“Not speaking and speaking are both human ways of being in the world, and there are kinds and grades of each,” writes Paul Goodman in the Nine Kinds of Silence.
“There is the dumb silence of slumber or apathy; the sober silence that goes with a solemn animal face; the fertile silence of awareness, pasturing the soul, whence emerge new thoughts; the alive silence of alert perception, ready to say, “This… this…”; the musical silence that accompanies absorbed activity; the silence of listening to another speak, catching the drift and helping him be clear; the noisy silence of resentment and self-recrimination, loud and sub-vocal speech but sullen to say it; baffled silence; the silence of peaceful accord with other persons or communion with the cosmos.”
What a beautiful display, like the unfurling of cards in your hand. At first, one, and then one by one, slowly displayed and made available to be played.
Silence, not just one thing but many. Mesmerizing. As in the magical world of The Phantom Tollbooth …
“Have you ever heard the wonderful silence just before the dawn? Or the quiet and calm just as a storm ends? Or perhaps you know the silence when you haven’t the answer to a question you’ve been asked, or the hush of a country road at night, or the expectant pause of a room full of people when someone is just about to speak, or, most beautiful of all, the moment after the door closes and you’re alone in the whole house?

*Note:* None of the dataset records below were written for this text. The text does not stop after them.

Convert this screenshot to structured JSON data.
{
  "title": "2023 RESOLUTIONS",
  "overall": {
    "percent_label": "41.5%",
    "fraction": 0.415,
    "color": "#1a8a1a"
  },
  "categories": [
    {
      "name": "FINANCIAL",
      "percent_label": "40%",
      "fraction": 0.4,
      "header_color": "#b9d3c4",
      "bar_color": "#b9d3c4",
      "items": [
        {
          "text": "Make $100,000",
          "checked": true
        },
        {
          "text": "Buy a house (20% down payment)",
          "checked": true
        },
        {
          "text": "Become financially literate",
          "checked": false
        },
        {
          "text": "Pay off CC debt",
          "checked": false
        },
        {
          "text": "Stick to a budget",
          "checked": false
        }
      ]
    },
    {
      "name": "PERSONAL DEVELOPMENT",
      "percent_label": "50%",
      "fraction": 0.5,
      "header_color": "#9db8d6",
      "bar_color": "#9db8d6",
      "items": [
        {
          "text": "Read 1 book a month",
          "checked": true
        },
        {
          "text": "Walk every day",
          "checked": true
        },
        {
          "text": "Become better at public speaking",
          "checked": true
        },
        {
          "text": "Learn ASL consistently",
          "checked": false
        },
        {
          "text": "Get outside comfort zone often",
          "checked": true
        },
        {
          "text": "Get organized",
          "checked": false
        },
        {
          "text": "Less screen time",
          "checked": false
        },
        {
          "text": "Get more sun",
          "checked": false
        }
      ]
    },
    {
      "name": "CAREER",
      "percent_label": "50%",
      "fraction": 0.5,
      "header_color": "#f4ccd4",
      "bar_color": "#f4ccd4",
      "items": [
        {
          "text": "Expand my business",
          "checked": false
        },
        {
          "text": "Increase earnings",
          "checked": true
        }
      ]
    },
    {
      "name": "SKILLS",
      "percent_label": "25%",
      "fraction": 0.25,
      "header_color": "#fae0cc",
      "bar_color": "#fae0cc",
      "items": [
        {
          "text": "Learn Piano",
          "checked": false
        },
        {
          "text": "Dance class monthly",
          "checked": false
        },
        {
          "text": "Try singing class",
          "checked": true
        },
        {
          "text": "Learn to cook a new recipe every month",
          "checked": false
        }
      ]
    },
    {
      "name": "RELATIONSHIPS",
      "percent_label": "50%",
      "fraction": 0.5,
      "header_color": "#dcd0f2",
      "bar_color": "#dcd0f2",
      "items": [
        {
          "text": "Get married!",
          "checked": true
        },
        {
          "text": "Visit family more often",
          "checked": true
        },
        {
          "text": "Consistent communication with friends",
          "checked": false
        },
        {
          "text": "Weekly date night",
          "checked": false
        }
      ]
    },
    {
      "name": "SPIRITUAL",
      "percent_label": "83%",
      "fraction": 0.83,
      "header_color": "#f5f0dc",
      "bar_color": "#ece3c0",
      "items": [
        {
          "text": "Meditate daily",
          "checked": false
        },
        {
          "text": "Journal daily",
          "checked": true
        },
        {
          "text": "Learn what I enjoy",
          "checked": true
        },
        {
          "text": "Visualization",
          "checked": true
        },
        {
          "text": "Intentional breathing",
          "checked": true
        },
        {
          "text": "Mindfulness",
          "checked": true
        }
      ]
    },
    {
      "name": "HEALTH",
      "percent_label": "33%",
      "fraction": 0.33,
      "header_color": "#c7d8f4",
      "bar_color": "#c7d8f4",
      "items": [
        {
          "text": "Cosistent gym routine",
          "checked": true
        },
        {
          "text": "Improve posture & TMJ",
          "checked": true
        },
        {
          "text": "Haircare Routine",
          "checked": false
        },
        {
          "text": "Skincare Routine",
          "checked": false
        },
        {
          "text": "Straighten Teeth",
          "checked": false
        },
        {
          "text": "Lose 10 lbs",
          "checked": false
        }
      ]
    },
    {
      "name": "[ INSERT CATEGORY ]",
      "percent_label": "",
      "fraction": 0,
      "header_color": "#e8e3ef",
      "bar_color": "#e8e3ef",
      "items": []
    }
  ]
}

Each one is different, you know, and all very beautiful if you listen carefully.” ― Norton Juster
Ah, the moment after the door closes when you are all alone in the whole house. Silence is so much more than quiet. It is shush. It is thinking. It is fear. It is failure. It is overpowering. It is overpowered. It is expectation. It is reciprocation. It is listening. It is distracted. Isn’t silence amazing?
Goodman and Juster have inspired me to think about the many kinds of Generosity, for “not giving and giving are both human ways of being in the world, and there are kinds and grades of each.”
There is the selfish generosity which withholds because it doesn’t notice need; the generosity of scarcity which hoards and stores, fearing scant days ahead; the glad generosity which gains by opening generosity’s door; the generosity of the perfect gift which smiles in anticipation; the generosity of giving without expecting anything in return; the generosity of listening which, by its attention, strengthens and grows; the shrinking generosity of payment due, extracting joy; the gift declined; and yet, yet, the generosity of spirit, unbidden, uncompelled, offered wholly back to God and to those whom God loves.
Giving and not giving are both human ways of being in the world. Only one remains. It is not the gift God loves, it’s the giver.
Whoever sows sparingly will also reap sparingly, and whoever sows bountifully will also reap bountifully. Each one must give as he has decided in his heart, not reluctantly or under compulsion, for God loves a cheerful giver. ~2 Corinthians 9:6-7
We were browsing in a fancy leather store and I had tried on a Prada purse just for fun, but she could tell by the look on my face that I could never go out in public sporting that thing. Too much. It wasn’t just the price, it was the spectacle, the showiness, the ostentation that made me quickly return it to the rack. Not me.
Yet, my generous God keeps giving me stuff I don’t deserve. I haven’t earned it and other people need it more. It’s embarrassing.
But … “For to all those who have, more will be given, and they will have an abundance; but from those who have nothing, even what they have will be taken away. (Matthew 25:29)
I give. This is My purpose.
You receive. This is your reason.
He who knows the discomfort of receiving that which is not his;
She who receives, not setting it aside until its proper owner comes to reclaim it;
Use your talent for God and God will use it for the Kingdom!
“I came that they may have life, and have it abundantly.” (John 10:10)
“Rats,” said one. This was greeted by a delighted chortle from the backseat, where sat the other, smiling at beating her sister this time to thank Dad for the dinner we had just enjoyed at the restaurant. The rules are: you can’t say it until we return home, the driveway counts, first to remember, wins. No prize. Just satisfaction.
Our oldest daughter started this game years ago. But last night, our youngest raced her to the thanks. She must have been primed for the punch because, the second our wheels hit the driveway, out came the: “Thanks for dinner, Dad.” Then the groan from the front seat, admitting defeat.
I had no part in creating this game. It was all them. In fact, last night I was cautioned because I thanked Dad as he signed the credit card slip at the restaurant. That doesn’t count, I was told. You have to wait till we’re home.
At least I can still play, even though it’s my husband I’m thanking and not my dad because we all call him dad. Even me, when the kids are around.
But today I am marveling at the message in this game, created by the kids, refereed by the kids, perpetuated by the kids: the race to thank their father for his generosity to provide a lavish meal, at no expense to them.
What a meal was set for us at a table in a long ago upper room. By His grace, we get to eat it. And we don’t have to wait till we get home to play.
Thanks, Dad, for dinner.